- [What you should do] The listing below needs to be copied in full, exactly.
□ □ □
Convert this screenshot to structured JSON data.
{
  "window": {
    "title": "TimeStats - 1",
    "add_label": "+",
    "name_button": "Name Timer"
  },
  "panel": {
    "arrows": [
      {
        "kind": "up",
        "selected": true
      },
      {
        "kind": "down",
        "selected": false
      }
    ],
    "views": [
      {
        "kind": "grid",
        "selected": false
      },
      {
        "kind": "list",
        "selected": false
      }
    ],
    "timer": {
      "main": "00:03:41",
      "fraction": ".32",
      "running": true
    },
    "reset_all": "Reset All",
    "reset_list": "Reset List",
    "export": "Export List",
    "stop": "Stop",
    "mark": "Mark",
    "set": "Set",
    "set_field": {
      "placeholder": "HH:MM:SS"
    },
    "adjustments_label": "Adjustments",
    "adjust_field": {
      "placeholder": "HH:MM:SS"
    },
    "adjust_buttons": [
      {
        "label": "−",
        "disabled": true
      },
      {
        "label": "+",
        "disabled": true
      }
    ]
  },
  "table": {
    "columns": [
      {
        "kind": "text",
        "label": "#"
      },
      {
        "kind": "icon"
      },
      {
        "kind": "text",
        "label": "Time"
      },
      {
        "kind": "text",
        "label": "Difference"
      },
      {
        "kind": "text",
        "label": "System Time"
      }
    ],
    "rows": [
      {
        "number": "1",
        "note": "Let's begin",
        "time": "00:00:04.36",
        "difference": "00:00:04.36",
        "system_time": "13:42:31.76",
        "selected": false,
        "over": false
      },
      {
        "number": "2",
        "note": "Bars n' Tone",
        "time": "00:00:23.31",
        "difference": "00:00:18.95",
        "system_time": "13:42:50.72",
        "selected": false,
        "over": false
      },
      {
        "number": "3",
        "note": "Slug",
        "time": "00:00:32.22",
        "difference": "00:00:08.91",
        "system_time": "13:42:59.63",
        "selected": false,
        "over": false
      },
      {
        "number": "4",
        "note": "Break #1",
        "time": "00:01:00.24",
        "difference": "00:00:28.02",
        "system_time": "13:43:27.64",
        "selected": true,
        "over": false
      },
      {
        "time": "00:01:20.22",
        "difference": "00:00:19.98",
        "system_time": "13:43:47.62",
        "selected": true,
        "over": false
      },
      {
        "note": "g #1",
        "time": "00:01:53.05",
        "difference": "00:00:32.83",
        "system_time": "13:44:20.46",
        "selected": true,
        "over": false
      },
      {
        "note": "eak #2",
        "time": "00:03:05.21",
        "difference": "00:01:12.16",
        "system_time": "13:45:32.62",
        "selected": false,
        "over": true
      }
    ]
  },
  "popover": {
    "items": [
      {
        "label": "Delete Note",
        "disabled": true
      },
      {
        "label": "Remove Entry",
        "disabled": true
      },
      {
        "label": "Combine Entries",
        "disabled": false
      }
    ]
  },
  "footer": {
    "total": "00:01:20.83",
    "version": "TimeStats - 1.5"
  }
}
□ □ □
- [Solution]
Convert this screenshot to structured JSON data.
{
  "window": {
    "title": "TimeStats - 1",
    "add_label": "+",
    "name_button": "Name Timer"
  },
  "panel": {
    "arrows": [
      {
        "kind": "up",
        "selected": true
      },
      {
        "kind": "down",
        "selected": false
      }
    ],
    "views": [
      {
        "kind": "grid",
        "selected": false
      },
      {
        "kind": "list",
        "selected": false
      }
    ],
    "timer": {
      "main": "00:03:41",
      "fraction": ".32",
      "running": true
    },
    "reset_all": "Reset All",
    "reset_list": "Reset List",
    "export": "Export List",
    "stop": "Stop",
    "mark": "Mark",
    "set": "Set",
    "set_field": {
      "placeholder": "HH:MM:SS"
    },
    "adjustments_label": "Adjustments",
    "adjust_field": {
      "placeholder": "HH:MM:SS"
    },
    "adjust_buttons": [
      {
        "label": "−",
        "disabled": true
      },
      {
        "label": "+",
        "disabled": true
      }
    ]
  },
  "table": {
    "columns": [
      {
        "kind": "text",
        "label": "#"
      },
      {
        "kind": "icon"
      },
      {
        "kind": "text",
        "label": "Time"
      },
      {
        "kind": "text",
        "label": "Difference"
      },
      {
        "kind": "text",
        "label": "System Time"
      }
    ],
    "rows": [
      {
        "number": "1",
        "note": "Let's begin",
        "time": "00:00:04.36",
        "difference": "00:00:04.36",
        "system_time": "13:42:31.76",
        "selected": false,
        "over": false
      },
      {
        "number": "2",
        "note": "Bars n' Tone",
        "time": "00:00:23.31",
        "difference": "00:00:18.95",
        "system_time": "13:42:50.72",
        "selected": false,
        "over": false
      },
      {
        "number": "3",
        "note": "Slug",
        "time": "00:00:32.22",
        "difference": "00:00:08.91",
        "system_time": "13:42:59.63",
        "selected": false,
        "over": false
      },
      {
        "number": "4",
        "note": "Break #1",
        "time": "00:01:00.24",
        "difference": "00:00:28.02",
        "system_time": "13:43:27.64",
        "selected": true,
        "over": false
      },
      {
        "time": "00:01:20.22",
        "difference": "00:00:19.98",
        "system_time": "13:43:47.62",
        "selected": true,
        "over": false
      },
      {
        "note": "g #1",
        "time": "00:01:53.05",
        "difference": "00:00:32.83",
        "system_time": "13:44:20.46",
        "selected": true,
        "over": false
      },
      {
        "note": "eak #2",
        "time": "00:03:05.21",
        "difference": "00:01:12.16",
        "system_time": "13:45:32.62",
        "selected": false,
        "over": true
      }
    ]
  },
  "popover": {
    "items": [
      {
        "label": "Delete Note",
        "disabled": true
      },
      {
        "label": "Remove Entry",
        "disabled": true
      },
      {
        "label": "Combine Entries",
        "disabled": false
      }
    ]
  },
  "footer": {
    "total": "00:01:20.83",
    "version": "TimeStats - 1.5"
  }
}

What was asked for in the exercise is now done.